The man behind the whisky is Robert Fleming, whose family has been making whisky in the Speyside-Glenlivet region for four generations. He oversees all aspects of production, from still room to maturation and bottling. Tomintoul uses both American and European oak and offers a full range of whiskies, from a no-age statement heavily peated malt to a 33-year-old sherry-cask limited edition.
One other note of distinction: the whiskies are imported to the U.S. by Medek Wine & Spirits, a division of the Royal Wine Corporation (“Medek” is “Kedem” spelled backwards, a nod and wink to Royal’s original company name and the label of its hugely successful grape juice and Kiddush wine brand). Because of Tominotul’s connection to Royal, it was persuaded in July 2010 to obtain OU kosher certification for several of its single malts (10-, 14- and 16-year-old expressions).

Here then are two Tomintoul single malt whiskies to enjoy before and after Passover:
Tomintoul 10-year-old single malt Scotch whisky (40 percent abv; $35) is an excellent, easy-drinking, delicate, aperitif style whisky with a light, floral, malty, toffee nose, with additional notes on the palate of vanilla fudge, apples and lemon, toasted nuts, honey and malt on the finish.
Tomintoul 12-year-old Oloroso Sherry Finish Single malt Scotch whisky (40 percent abv; $60) is basically its 10-year-old whisky that has undergone an additional 18 months in ex-Oloroso Sherry casks. This additional European oak finish has added a more profound, fruitcake note to the bouquet, helping to deepen and enrich the whiskies’ otherwise slightly grassy, malty, toffee aroma, and fill out its body. This more muscular, slightly silkier whisky also has a comparatively spicy and chewy oak note to it, in addition to notes of wild berry, soft honey, malt, toffee, dried fruits, and a slight whisper of smoke.
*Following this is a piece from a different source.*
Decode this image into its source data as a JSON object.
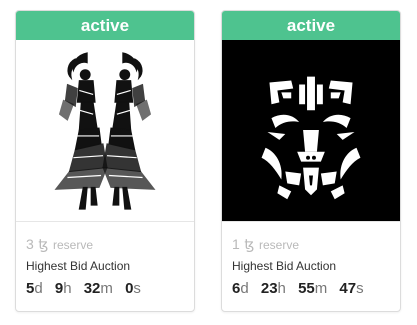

A rich, creamy and delicious 12-year-old whisky. L’Chaim!

Add a Comment

Your email address will not be published. Required fields are marked *